What is a Slot?
The word slot has a variety of meanings in the English language, but its origin is unknown. Some sources suggest that the word was derived from a Latin term for “hole,” while others claim that it is based on an Old Norse word meaning “place.” Regardless of its origin, the word has come to mean a specific position or time in a sequence or series. It may also refer to a space or opening in a piece of machinery or an assignment or job. It is also used as a name for a specific type of aircraft landing and takeoff slot allocated by an airport or air-traffic controller.
Whether you play online slots for real money or just for fun, it’s always important to understand how the game works. You’ll find that most slot games are based on a theme, with symbols and bonus features that align with the theme. While some slot games are fairly simple, other offer more elaborate graphics and creative ways to win.
To play a slot machine, you insert cash or, in ticket-in, ticket-out machines, a paper ticket with a barcode. Then you activate the machine by pushing a lever or button (either physical or on a touchscreen), which spins the reels. When the reels stop, if you match a winning combination of symbols, you earn credits based on the paytable. Depending on the theme, symbols can vary from fruits to bells or stylized lucky sevens.

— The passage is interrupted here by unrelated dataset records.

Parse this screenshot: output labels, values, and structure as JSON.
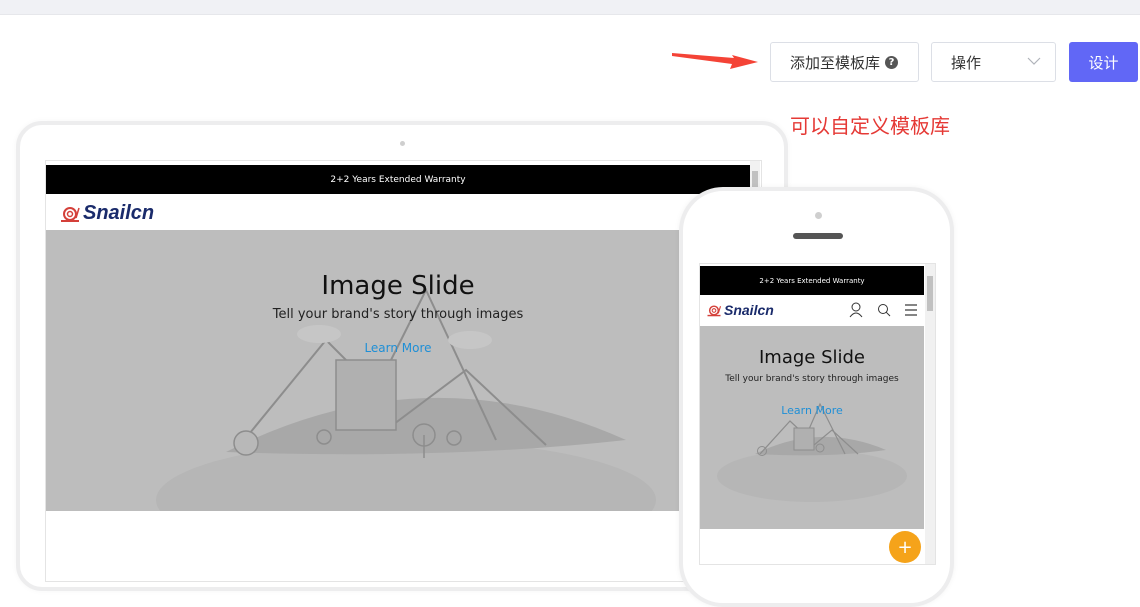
{
  "toolbar": {
    "add_template_label": "添加至模板库",
    "help_glyph": "?",
    "operations_label": "操作",
    "design_label": "设计"
  },
  "annotation": {
    "note": "可以自定义模板库"
  },
  "colors": {
    "primary": "#6167f6",
    "note_red": "#e53935",
    "arrow_red": "#f44336",
    "fab_orange": "#f5a31a",
    "hero_gray": "#bdbdbd"
  },
  "preview_desktop": {
    "announcement": "2+2 Years Extended Warranty",
    "logo": "Snailcn",
    "hero_title": "Image Slide",
    "hero_subtitle": "Tell your brand's story through images",
    "hero_link": "Learn More"
  },
  "preview_mobile": {
    "announcement": "2+2 Years Extended Warranty",
    "logo": "Snailcn",
    "hero_title": "Image Slide",
    "hero_subtitle": "Tell your brand's story through images",
    "hero_link": "Learn More",
    "fab_symbol": "+"
  },
  "icons": [
    "snail-logo-icon",
    "user-icon",
    "search-icon",
    "menu-icon",
    "help-icon",
    "chevron-down-icon"
  ]
}
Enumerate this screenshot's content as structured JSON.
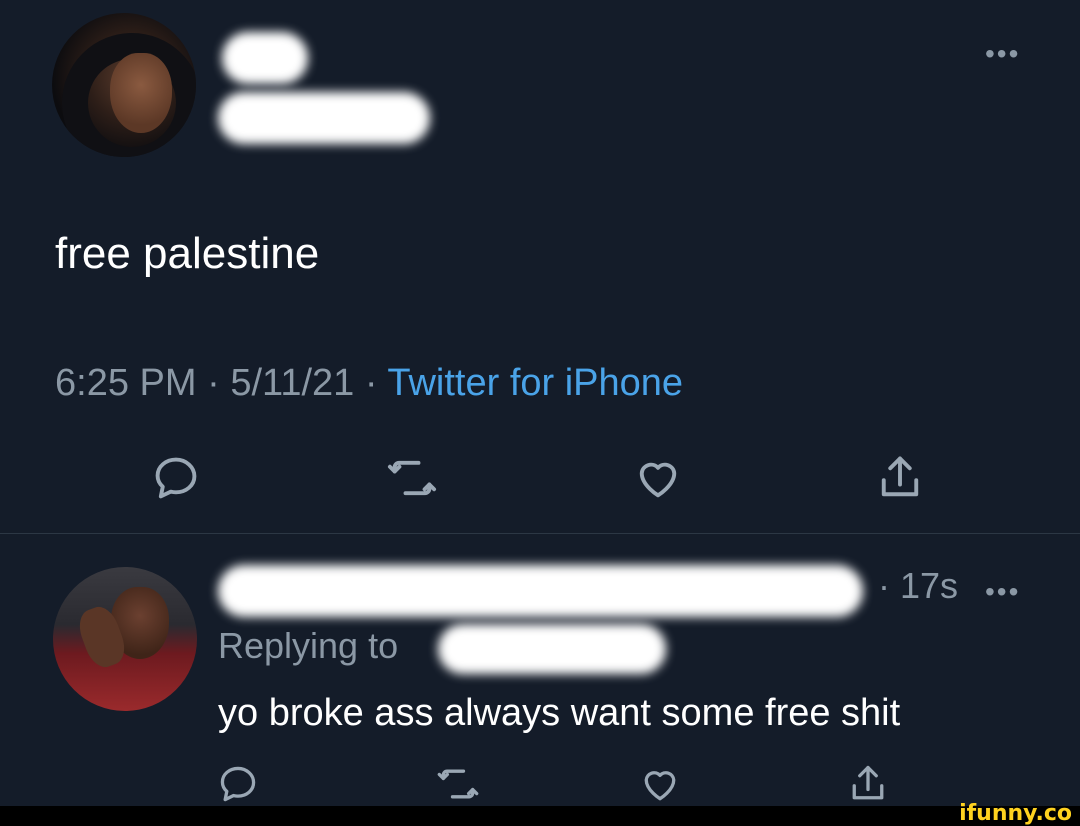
{
  "tweet": {
    "text": "free palestine",
    "time": "6:25 PM",
    "date": "5/11/21",
    "source": "Twitter for iPhone",
    "separator": "·",
    "more_icon": "more-dots-icon"
  },
  "reply": {
    "time_ago": "· 17s",
    "replying_prefix": "Replying to",
    "text": "yo broke ass always want some free shit",
    "more_icon": "more-dots-icon"
  },
  "actions": {
    "reply_icon": "speech-bubble-icon",
    "retweet_icon": "retweet-icon",
    "like_icon": "heart-icon",
    "share_icon": "share-icon"
  },
  "watermark": "ifunny.co",
  "colors": {
    "background": "#141c29",
    "text": "#ffffff",
    "muted": "#8b98a5",
    "link": "#4aa3e8",
    "watermark": "#ffd21f"
  }
}
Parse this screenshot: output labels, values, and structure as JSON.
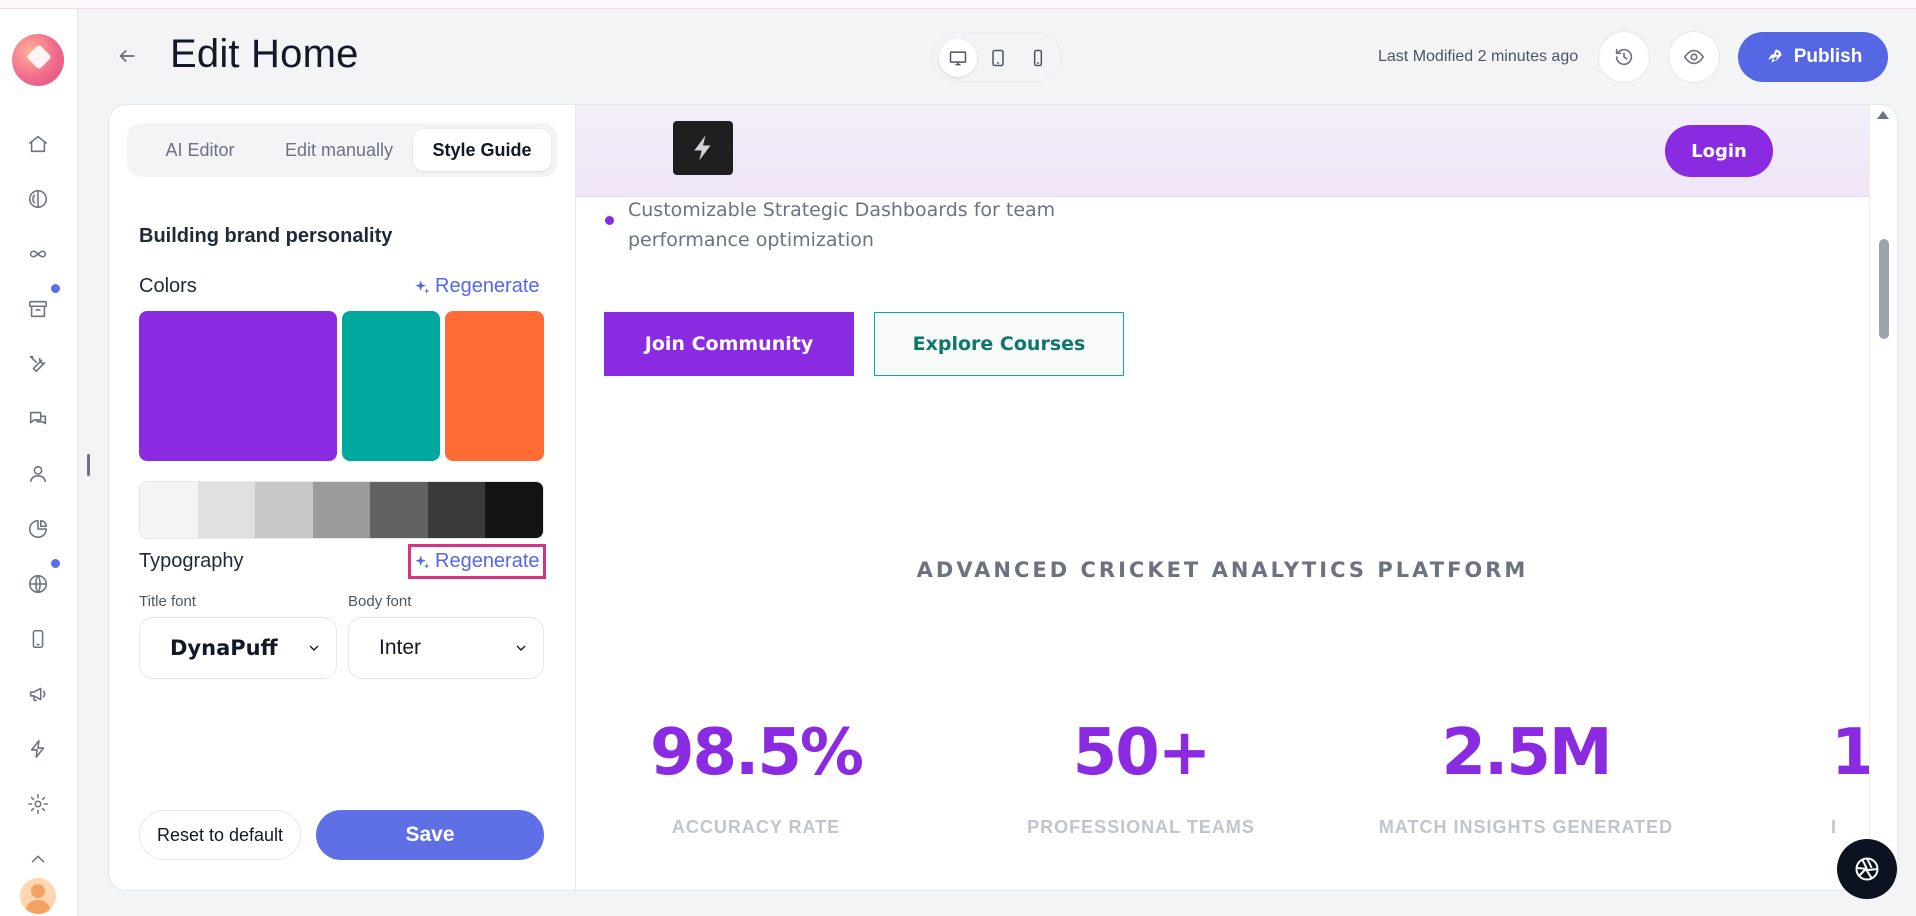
{
  "header": {
    "title": "Edit Home",
    "last_modified": "Last Modified 2 minutes ago",
    "publish_label": "Publish",
    "device_modes": [
      "desktop",
      "tablet",
      "mobile"
    ],
    "active_device": "desktop"
  },
  "rail": {
    "icons": [
      "home-icon",
      "brain-icon",
      "infinity-icon",
      "archive-icon",
      "tools-icon",
      "chat-icon",
      "user-icon",
      "pie-chart-icon",
      "globe-icon",
      "mobile-icon",
      "megaphone-icon",
      "lightning-icon",
      "settings-icon",
      "chevron-up-icon"
    ]
  },
  "panel": {
    "tabs": [
      {
        "label": "AI Editor",
        "active": false
      },
      {
        "label": "Edit manually",
        "active": false
      },
      {
        "label": "Style Guide",
        "active": true
      }
    ],
    "section_title": "Building brand personality",
    "colors_label": "Colors",
    "regenerate_label": "Regenerate",
    "typography_label": "Typography",
    "colors": {
      "primary": "#8a2be2",
      "secondary": "#00a99d",
      "accent": "#ff6b35",
      "greys": [
        "#f4f4f4",
        "#e0e0e0",
        "#c8c8c8",
        "#9b9b9b",
        "#616161",
        "#3a3a3a",
        "#141414"
      ]
    },
    "title_font_label": "Title font",
    "title_font_value": "DynaPuff",
    "body_font_label": "Body font",
    "body_font_value": "Inter",
    "reset_label": "Reset to default",
    "save_label": "Save"
  },
  "preview": {
    "login_label": "Login",
    "bullet_text": "Customizable Strategic Dashboards for team performance optimization",
    "join_label": "Join Community",
    "explore_label": "Explore Courses",
    "section_heading": "ADVANCED CRICKET ANALYTICS PLATFORM",
    "stats": [
      {
        "value": "98.5%",
        "label": "ACCURACY RATE"
      },
      {
        "value": "50+",
        "label": "PROFESSIONAL TEAMS"
      },
      {
        "value": "2.5M",
        "label": "MATCH INSIGHTS GENERATED"
      },
      {
        "value": "1",
        "label": "I"
      }
    ]
  }
}
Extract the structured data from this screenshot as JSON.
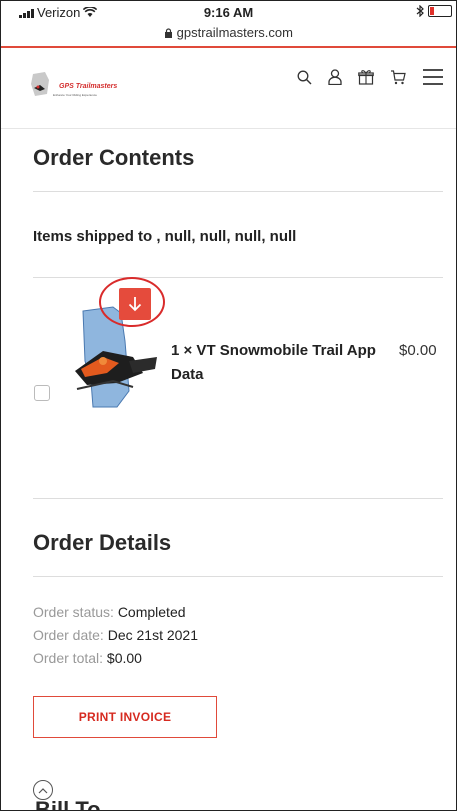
{
  "status_bar": {
    "carrier": "Verizon",
    "time": "9:16 AM"
  },
  "browser": {
    "url": "gpstrailmasters.com"
  },
  "header": {
    "logo_text": "GPS Trailmasters",
    "logo_tagline": "Enhance Your Riding Experience",
    "icons": [
      "search-icon",
      "user-icon",
      "gift-icon",
      "cart-icon",
      "menu-icon"
    ]
  },
  "order_contents": {
    "title": "Order Contents",
    "shipping_text": "Items shipped to , null, null, null, null",
    "item": {
      "name": "1 × VT Snowmobile Trail App Data",
      "price": "$0.00",
      "download_icon": "arrow-down-icon"
    }
  },
  "order_details": {
    "title": "Order Details",
    "status_label": "Order status:",
    "status_value": "Completed",
    "date_label": "Order date:",
    "date_value": "Dec 21st 2021",
    "total_label": "Order total:",
    "total_value": "$0.00",
    "print_button": "PRINT INVOICE"
  },
  "bill_to": {
    "title": "Bill To"
  },
  "colors": {
    "accent": "#e04a3a",
    "annotation": "#d92b2b"
  }
}
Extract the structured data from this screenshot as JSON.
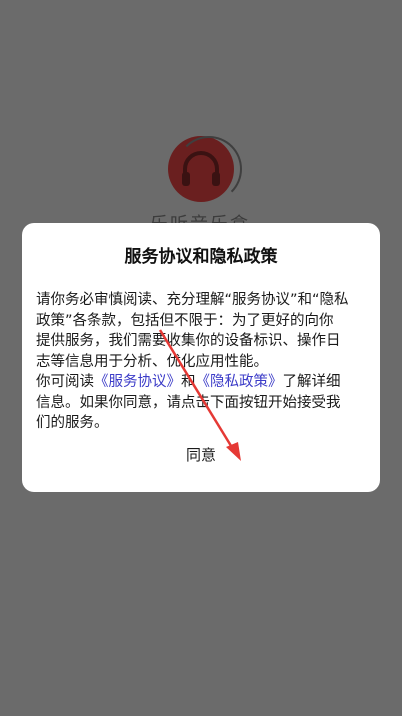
{
  "background": {
    "app_name": "乐听音乐盒",
    "logo_icon": "headphones-icon"
  },
  "dialog": {
    "title": "服务协议和隐私政策",
    "body_line1": "请你务必审慎阅读、充分理解“服务协议”和“隐私",
    "body_line2": "政策”各条款，包括但不限于：为了更好的向你",
    "body_line3": "提供服务，我们需要收集你的设备标识、操作日",
    "body_line4": "志等信息用于分析、优化应用性能。",
    "body_line5_prefix": "你可阅读",
    "service_agreement_link": "《服务协议》",
    "body_line5_and": "和",
    "privacy_policy_link": "《隐私政策》",
    "body_line5_suffix": "了解详细",
    "body_line6": "信息。如果你同意，请点击下面按钮开始接受我",
    "body_line7": "们的服务。",
    "agree_label": "同意"
  },
  "colors": {
    "overlay": "#6b6b6b",
    "link": "#3c3cc8",
    "annotation": "#e53935"
  }
}
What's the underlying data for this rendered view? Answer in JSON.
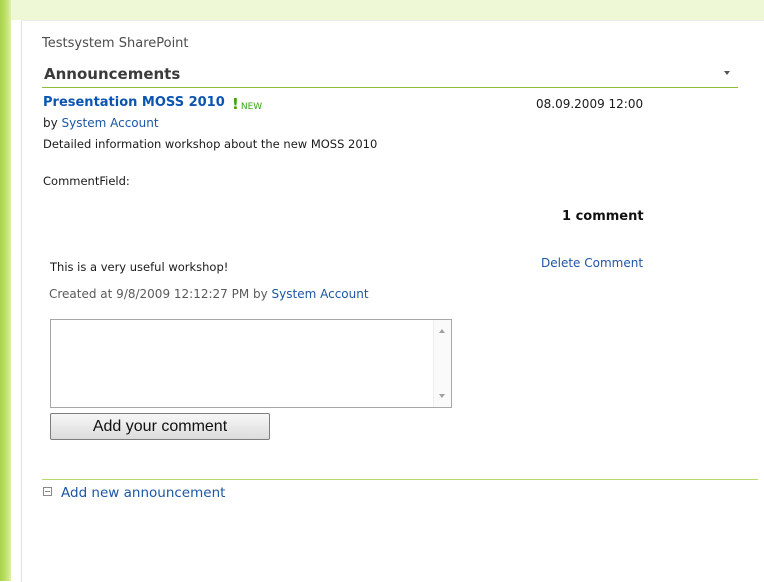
{
  "site": {
    "title": "Testsystem SharePoint"
  },
  "webpart": {
    "title": "Announcements"
  },
  "announcement": {
    "title": "Presentation MOSS 2010",
    "new_badge": "NEW",
    "date": "08.09.2009 12:00",
    "by_prefix": "by",
    "author": "System Account",
    "description": "Detailed information workshop about the new MOSS 2010",
    "comment_field_label": "CommentField:"
  },
  "comments": {
    "count_label": "1 comment",
    "items": [
      {
        "text": "This is a very useful workshop!",
        "delete_label": "Delete Comment",
        "created_prefix": "Created at 9/8/2009 12:12:27 PM by",
        "author": "System Account"
      }
    ],
    "input_value": "",
    "add_button_label": "Add your comment"
  },
  "footer": {
    "add_new_label": "Add new announcement"
  },
  "colors": {
    "accent_green": "#8fbc35",
    "link_blue": "#1d56a3",
    "title_blue": "#0b55b1",
    "new_green": "#39a614"
  },
  "icons": [
    "dropdown-arrow-icon",
    "new-exclamation-icon",
    "scroll-up-icon",
    "scroll-down-icon",
    "add-square-icon"
  ]
}
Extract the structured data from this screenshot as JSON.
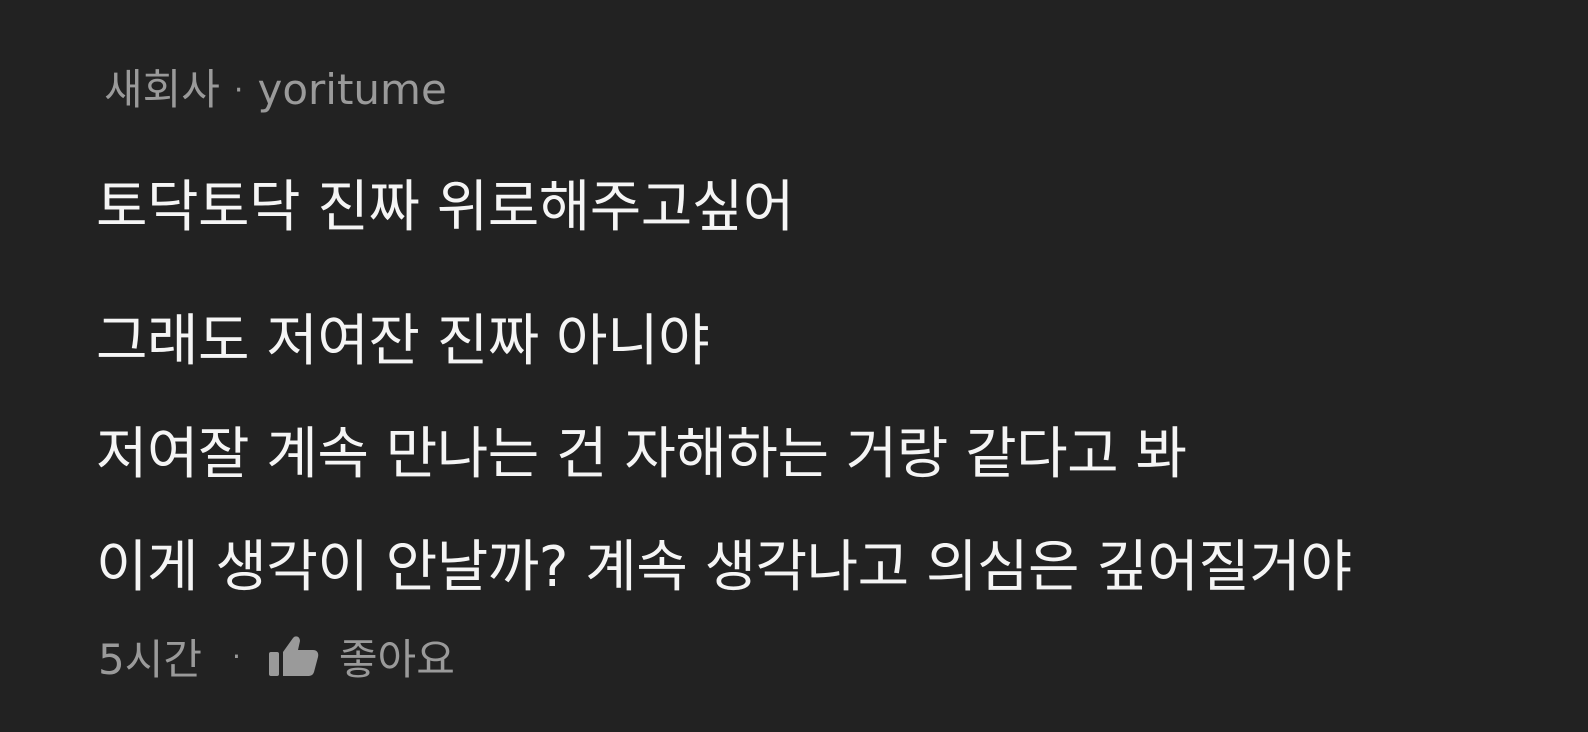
{
  "comment": {
    "source": "새회사",
    "separator": "·",
    "author": "yoritume",
    "lines": [
      "토닥토닥 진짜 위로해주고싶어",
      "그래도 저여잔 진짜 아니야",
      "저여잘 계속 만나는 건 자해하는 거랑 같다고 봐",
      "이게 생각이 안날까? 계속 생각나고 의심은 깊어질거야"
    ],
    "footer": {
      "time": "5시간",
      "separator": "·",
      "like_icon": "thumbs-up-icon",
      "like_label": "좋아요"
    }
  },
  "colors": {
    "background": "#222222",
    "text": "#f5f5f5",
    "muted": "#9a9a9a"
  }
}
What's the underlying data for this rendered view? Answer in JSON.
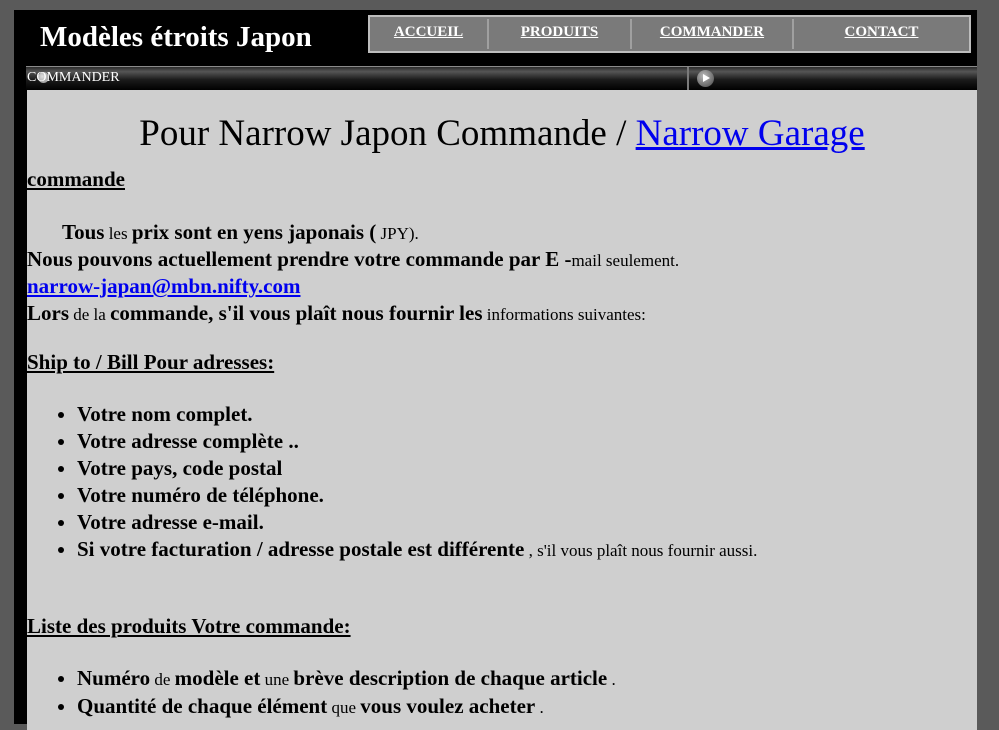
{
  "header": {
    "brand": "Modèles étroits Japon",
    "nav": [
      "ACCUEIL",
      "PRODUITS",
      "COMMANDER",
      "CONTACT"
    ]
  },
  "breadcrumb": {
    "label": "COMMANDER"
  },
  "main": {
    "title_prefix": "Pour Narrow Japon Commande / ",
    "title_link": "Narrow Garage",
    "section_order": "commande",
    "price_bold1": "Tous",
    "price_small1": " les ",
    "price_bold2": "prix sont en yens japonais (",
    "price_small2": " JPY).",
    "email_bold": "Nous pouvons actuellement prendre votre commande par E -",
    "email_small": "mail seulement.",
    "email_address": "narrow-japan@mbn.nifty.com",
    "info_bold1": "Lors",
    "info_small1": " de la ",
    "info_bold2": "commande, s'il vous plaît nous fournir les",
    "info_small2": " informations suivantes:",
    "section_ship": "Ship to / Bill Pour adresses:",
    "ship_items": [
      "Votre nom complet.",
      "Votre adresse complète ..",
      "Votre pays, code postal",
      "Votre numéro de téléphone.",
      "Votre adresse e-mail."
    ],
    "ship_last_bold": "Si votre facturation / adresse postale est différente",
    "ship_last_small": " , s'il vous plaît nous fournir aussi.",
    "section_products": "Liste des produits Votre commande:",
    "prod1_b1": "Numéro",
    "prod1_s1": " de ",
    "prod1_b2": "modèle et",
    "prod1_s2": " une ",
    "prod1_b3": "brève description de chaque article",
    "prod1_s3": " .",
    "prod2_b1": "Quantité de chaque élément",
    "prod2_s1": " que ",
    "prod2_b2": "vous voulez acheter",
    "prod2_s2": " ."
  }
}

In addition to displaying the payout values for symbols, a pay table will also explain the rules of a slot game. It can include information such as how many paylines a slot has, the probability of hitting a specific symbol, and details on any special symbols or bonus features that the game may have.
Sports A recessed area in front of an opponent’s goal on an ice hockey rink, providing a better vantage point for attacking players. Also called a face-off circle.
A slot is a special area of the football field where a wide receiver typically lines up. This is because these receivers are known for their speed and can help blitz-happy teams disrupt routes from quicker defensive backs. Slot receivers are also becoming increasingly common in the NFL, with some of the most popular examples including Tyreek Hill and Julian Edelman. As the league continues to shift towards more wide receiver sets, safeties are increasing in size and a number of defensive coaches have begun using them to cover deeper receiving routes. These longer safeties can give linebackers a rest, freeing them to focus on tackling ball carriers. This is helping to make slot receivers some of the most sought-after positions in the league. As a result, some teams are even drafting them in the first round of the draft. In a world where speed is everything, this could spell trouble for traditional defensive strategies.